“Frontier communities are guardians of Guyana’s territorial integrity and national security. They are our first line of defence against any attempt at incursions and invasions,” President David Granger yesterday told residents of the border village of Kaikan, in the Cuyuni-Mazaruni, at a community meeting held at the Kaikan Primary School.
According to a media release from the Ministry of the Presidency (MoP), the residents of Kaikan, who have had a number of terrorising encounters with the notorious ‘Syndicatos’ gang, welcomed the Head of State’s visit, as well as, the boosting of security in the area by the Guyana Defence Force (GDF). The community now benefits from 24-hour security which is necessitated by the situation in neighbouring Venezuela and “escalated by the age-old border controversy”, the release said.
“Venezuela is claiming that the boundaries are wrong…but that is not true. If you go to Mount Roraima you will see the markers; if you go in the Barima-Waini you will see the markers… The markers were put down there 110 years ago… the International Court will decide…but believe me, you are safe,” Guyana’s Head of State, was quoted as saying in the release, as he assured the villagers of their safety.

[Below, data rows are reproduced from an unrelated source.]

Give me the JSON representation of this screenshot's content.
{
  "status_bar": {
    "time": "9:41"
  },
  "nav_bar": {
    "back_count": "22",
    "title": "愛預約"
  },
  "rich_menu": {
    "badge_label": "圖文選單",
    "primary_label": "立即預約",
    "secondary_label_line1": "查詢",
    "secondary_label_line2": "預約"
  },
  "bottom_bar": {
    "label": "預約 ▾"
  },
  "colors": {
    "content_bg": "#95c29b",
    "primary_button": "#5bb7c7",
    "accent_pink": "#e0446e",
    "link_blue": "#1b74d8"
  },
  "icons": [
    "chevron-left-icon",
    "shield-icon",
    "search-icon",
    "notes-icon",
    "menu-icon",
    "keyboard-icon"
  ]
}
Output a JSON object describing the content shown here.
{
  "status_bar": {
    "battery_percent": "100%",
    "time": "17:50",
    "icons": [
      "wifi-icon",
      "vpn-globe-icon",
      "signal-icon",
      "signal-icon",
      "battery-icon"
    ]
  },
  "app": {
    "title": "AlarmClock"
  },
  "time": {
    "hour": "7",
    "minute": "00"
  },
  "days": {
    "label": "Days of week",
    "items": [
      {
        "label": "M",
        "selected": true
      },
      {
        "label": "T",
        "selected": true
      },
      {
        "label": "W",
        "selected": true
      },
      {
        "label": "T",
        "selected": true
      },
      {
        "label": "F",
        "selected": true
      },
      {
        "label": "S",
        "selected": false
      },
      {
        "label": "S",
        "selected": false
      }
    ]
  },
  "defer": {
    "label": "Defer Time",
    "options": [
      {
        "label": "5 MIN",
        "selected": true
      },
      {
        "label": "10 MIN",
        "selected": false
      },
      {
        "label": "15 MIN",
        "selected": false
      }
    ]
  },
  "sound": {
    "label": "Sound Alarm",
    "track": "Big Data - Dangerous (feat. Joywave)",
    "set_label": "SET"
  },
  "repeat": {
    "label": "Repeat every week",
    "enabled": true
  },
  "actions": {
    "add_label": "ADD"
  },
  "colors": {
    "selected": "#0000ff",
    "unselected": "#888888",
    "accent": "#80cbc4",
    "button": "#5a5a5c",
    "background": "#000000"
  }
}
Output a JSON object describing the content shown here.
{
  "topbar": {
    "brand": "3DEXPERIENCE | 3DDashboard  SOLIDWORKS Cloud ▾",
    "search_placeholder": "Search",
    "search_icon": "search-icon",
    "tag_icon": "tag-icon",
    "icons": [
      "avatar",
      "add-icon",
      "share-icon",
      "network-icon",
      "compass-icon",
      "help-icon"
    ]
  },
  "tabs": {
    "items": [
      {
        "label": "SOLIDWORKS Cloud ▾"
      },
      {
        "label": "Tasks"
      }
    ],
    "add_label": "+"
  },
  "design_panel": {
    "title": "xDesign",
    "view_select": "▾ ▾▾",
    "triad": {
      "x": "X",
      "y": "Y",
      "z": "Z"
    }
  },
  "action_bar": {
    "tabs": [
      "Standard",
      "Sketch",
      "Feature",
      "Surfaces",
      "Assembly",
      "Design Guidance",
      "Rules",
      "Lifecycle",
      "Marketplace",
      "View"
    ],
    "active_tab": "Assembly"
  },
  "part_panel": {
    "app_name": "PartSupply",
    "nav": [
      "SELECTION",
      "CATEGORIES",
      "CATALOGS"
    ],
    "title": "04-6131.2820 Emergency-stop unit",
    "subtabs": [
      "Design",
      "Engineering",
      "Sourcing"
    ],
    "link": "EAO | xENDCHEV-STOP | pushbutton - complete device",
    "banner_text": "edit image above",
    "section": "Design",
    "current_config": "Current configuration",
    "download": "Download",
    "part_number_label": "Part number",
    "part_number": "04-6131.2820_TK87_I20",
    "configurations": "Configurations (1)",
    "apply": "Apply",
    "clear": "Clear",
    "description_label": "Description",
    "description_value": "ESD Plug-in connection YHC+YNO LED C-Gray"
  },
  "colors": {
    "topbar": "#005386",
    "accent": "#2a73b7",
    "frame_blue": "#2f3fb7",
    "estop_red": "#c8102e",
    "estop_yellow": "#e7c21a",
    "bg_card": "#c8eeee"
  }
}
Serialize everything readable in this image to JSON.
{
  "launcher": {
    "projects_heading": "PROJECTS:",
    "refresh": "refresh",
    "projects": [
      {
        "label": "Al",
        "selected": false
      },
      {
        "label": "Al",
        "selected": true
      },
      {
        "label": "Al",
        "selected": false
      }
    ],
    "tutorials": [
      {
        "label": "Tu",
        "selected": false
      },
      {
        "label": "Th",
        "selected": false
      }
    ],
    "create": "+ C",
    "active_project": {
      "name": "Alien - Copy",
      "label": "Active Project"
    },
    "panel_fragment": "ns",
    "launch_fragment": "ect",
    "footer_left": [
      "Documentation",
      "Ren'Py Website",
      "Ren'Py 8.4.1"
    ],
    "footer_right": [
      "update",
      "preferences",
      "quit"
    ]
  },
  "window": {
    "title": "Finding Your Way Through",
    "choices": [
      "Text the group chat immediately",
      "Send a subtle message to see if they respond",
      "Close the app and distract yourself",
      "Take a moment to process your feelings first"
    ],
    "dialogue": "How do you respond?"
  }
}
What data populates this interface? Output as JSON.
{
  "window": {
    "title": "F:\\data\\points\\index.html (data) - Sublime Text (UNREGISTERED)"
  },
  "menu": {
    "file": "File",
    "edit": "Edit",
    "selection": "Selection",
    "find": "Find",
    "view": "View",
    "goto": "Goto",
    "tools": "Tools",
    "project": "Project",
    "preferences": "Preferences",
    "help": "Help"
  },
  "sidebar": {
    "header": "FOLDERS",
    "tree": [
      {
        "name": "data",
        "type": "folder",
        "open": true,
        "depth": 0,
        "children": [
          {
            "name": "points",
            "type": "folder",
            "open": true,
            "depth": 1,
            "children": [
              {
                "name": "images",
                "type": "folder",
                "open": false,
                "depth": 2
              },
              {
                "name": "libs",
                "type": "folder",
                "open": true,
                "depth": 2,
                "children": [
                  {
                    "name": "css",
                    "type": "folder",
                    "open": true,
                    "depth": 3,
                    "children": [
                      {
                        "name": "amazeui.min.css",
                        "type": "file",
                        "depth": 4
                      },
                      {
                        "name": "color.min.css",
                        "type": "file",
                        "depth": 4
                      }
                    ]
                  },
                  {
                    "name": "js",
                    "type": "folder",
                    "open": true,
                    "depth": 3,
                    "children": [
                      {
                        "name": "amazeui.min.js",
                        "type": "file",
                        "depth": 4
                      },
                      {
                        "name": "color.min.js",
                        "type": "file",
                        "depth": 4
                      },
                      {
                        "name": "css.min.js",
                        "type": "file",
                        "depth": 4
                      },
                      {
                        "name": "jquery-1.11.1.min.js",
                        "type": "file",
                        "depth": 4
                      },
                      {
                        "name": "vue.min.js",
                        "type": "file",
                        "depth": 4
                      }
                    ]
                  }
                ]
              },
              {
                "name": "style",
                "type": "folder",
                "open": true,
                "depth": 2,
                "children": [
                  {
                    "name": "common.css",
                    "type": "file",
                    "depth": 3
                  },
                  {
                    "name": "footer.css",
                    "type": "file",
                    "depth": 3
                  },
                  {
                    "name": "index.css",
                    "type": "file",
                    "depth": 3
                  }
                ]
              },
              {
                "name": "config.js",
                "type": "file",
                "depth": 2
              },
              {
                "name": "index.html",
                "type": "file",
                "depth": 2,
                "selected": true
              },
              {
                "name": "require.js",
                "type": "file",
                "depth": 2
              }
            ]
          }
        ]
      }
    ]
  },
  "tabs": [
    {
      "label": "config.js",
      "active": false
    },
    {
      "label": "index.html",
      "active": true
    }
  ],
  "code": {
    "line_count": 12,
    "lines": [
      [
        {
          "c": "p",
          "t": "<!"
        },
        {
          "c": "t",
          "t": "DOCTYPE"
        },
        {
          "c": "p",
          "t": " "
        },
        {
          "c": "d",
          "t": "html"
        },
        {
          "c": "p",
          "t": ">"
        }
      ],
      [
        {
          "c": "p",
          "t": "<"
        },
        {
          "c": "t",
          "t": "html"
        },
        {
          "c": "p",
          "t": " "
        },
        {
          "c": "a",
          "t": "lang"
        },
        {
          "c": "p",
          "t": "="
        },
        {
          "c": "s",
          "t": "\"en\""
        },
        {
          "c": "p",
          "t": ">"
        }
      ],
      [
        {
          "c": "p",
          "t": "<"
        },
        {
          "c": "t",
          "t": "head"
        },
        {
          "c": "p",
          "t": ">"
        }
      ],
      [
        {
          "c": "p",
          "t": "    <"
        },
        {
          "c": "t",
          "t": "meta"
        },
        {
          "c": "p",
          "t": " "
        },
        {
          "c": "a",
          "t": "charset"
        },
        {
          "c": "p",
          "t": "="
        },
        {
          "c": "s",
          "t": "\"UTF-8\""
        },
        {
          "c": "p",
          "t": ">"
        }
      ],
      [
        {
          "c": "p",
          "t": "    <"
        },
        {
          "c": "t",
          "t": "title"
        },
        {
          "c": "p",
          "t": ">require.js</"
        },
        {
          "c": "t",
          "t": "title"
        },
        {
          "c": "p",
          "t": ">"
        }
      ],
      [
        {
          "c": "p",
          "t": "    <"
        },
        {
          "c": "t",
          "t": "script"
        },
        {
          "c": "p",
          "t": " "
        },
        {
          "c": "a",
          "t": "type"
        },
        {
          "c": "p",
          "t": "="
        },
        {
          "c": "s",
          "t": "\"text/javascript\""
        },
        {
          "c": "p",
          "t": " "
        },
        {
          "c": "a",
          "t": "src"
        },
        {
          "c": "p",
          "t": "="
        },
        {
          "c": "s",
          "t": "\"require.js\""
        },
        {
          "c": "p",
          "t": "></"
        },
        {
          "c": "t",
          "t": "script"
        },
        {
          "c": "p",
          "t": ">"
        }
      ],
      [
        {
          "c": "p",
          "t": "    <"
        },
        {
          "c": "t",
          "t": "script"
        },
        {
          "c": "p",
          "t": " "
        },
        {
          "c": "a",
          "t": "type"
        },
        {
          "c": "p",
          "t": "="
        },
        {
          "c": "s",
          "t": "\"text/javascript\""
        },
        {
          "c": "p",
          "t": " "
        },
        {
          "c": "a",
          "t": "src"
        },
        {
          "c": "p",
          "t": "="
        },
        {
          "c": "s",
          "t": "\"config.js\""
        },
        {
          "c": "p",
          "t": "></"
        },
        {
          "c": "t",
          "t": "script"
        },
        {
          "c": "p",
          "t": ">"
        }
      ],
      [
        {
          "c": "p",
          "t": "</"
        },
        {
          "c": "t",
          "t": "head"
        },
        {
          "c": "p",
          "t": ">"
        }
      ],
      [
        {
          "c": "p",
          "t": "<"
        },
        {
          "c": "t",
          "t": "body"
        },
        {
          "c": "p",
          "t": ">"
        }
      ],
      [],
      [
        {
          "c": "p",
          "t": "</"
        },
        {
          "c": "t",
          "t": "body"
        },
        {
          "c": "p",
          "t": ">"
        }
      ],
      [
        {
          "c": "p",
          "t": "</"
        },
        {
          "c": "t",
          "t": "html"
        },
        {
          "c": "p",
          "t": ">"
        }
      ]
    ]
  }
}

According to the MoP, Kaikan in Region Seven, like the village of Whitewater in Region One, which the President visited last week, has been seeing an influx of Venezuelans, particularly traders and persons seeking health care. During a briefing with GDF ranks deployed in the area, the President was told that Venezuelan civilians and even military personnel come over to the Kaikan Health Post to seek medical attention for malaria and other diseases, while the traders come over to sell or to barter their goods with villagers from communities like Kaikan, a stone’s throw from the Venezuela border, and Arau. The GDF have pledged to eradicate at all costs, the alleged activities of illegal smuggling of substances such as marijuana and cocaine, as reported by the Toshao of Kaikan.
President Granger said that while the army and the police will intensify their efforts to ensure their safety, the villagers have a significant role to play, as they are the eyes and ears on the ground, the MoP statement said. The president added that in weeks and months to come, he is asking them to join the People’s Militia so that they can be prepared to protect themselves and their families and their communities, from people who bring illegal guns into the country.
The President also spoke of his 10-point improvement plan for frontier villages which is aimed at ensuring access to public services in the areas of citizenship, registration and immigration, education, human safety, information communication technology, national defence, public health, public infrastructure, social cohesion and social protection, the MoP statement said.
Speaking of community development, according to the media release, the Head of State urged the residents to work closely with the three tiers of Government, local, regional and central, to find solutions to some of the problems the community faces in terms of socio-economic development. He called on the Regional Chairman to work closely with the community to devise plans to add value to their food production through agro-processing, which will enhance their competitiveness and boost their village economies.
Education was another major area that the President focused on, the statement said. He noted that while Kaikan is far-flung, no effort should be spared to ensure that every child attends school.
The President was accompanied to Kaikan by Minister of Public Affairs, Dawn Hastings-Williams, Chief of Staff of the GDF, Brigadier Patrick West and other senior officers of the Force. This visit follows a similar outreach to Region One, last week.